I’m enjoying monitoring our solar panels’ production. SolarEdge’s site provides more data than their iOS app, but the app is convenient for checking the system during the day. The UI won’t win any awards but it’s more than adequate for the task.
It’s illuminating (no pun intended) to see how a tree or chimney shadow, or a passing cloud, affects production.
We had two days with atmospheric smokiness, stemming from eastern Washington’s forest fires. One day we could smell the smoke. This affected production, too.
Here’s a fun oddity…
When photovoltaic owners share generation graphs of their systems, they’re usually a normal distribution. Not always, but usually. Unless something’s wrong with the system like a bad panel or a misbehaving micro-inverter.
Here are some images from /r/solar.
The curves have different means, amplitudes, and deviations. But it’s easy to visualize the sun rising, being overhead, and setting. In most cases, the panels are on one side of a roof or clustered together in a ground-level farm. No surprises here.
But here are my production curves from four consecutive days.
Whoa, what? Those aren’t smooth curves!
- Mea culpa… I didn’t note when clouds passed. And I didn’t record each days’ air quality (particulate) level. Some variation was surely due to atmospherics.

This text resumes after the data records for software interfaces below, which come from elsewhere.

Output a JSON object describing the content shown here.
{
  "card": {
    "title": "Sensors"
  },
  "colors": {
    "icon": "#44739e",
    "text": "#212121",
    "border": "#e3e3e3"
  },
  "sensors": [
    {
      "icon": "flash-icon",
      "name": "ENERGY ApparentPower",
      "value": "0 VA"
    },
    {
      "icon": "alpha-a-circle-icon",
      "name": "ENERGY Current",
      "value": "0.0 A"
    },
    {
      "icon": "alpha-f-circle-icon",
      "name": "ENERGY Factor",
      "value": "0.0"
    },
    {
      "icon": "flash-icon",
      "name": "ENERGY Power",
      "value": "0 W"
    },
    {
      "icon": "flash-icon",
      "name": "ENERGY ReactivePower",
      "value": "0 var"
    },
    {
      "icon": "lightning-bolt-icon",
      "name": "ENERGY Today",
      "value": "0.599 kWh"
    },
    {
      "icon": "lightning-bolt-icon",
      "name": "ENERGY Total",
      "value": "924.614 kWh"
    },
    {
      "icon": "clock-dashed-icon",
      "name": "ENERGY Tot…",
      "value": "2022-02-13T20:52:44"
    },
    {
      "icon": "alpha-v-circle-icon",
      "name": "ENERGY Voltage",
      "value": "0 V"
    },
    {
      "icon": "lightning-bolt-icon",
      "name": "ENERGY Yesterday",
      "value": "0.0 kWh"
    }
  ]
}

- But! There’s a plateau each day around 08:30 and then a production dip around 10:15. Both look different on each day but they’re always present.
- Two days had a production dip around 14:30. Two did not.
- Three days show clear irregularities on the production on the backside. One day had a smooth-looking decline, but if you zoom in you’ll see the slope changes.
So I’m pondering this…. And I start thinking about my roof and the changing arc of the Sun’s path in the sky.
This is my panel layout. (The “North” compass is wrong. North is actually about 20 degrees counterclockwise from what’s in this graphic.)
But there’s the answer. My panel “farm” has five sections. They’re all oriented differently because they’re on different roof sections.
As the sun’s position changes, the sections receive different levels of solar energy. One section faces this way, one faces that way, and the others face other directions. It’s true that even in a simple layout, any two adjacent panels will receive different energy because they’re not occupying the same physical space. There’s a larger difference here because sections are facing entirely different directions.
This results in production irregularities at different times of the day. And this effect should change during the year as the Sun’s arc in the sky changes.
Proving this, here’s a sequence of panel output over most of one day. Each image’s name is the time when I took the screenshot. E.g., 1202 was taken at 12:02. I took snapshots at random times so there are varying time deltas. But you can see that different sections get light at different times.
(Dark color means no production. As production increases, the color starts at dark blue then moves to lighter shades.)
There’s also the effects of tree shadows and chimney shadow on some panels.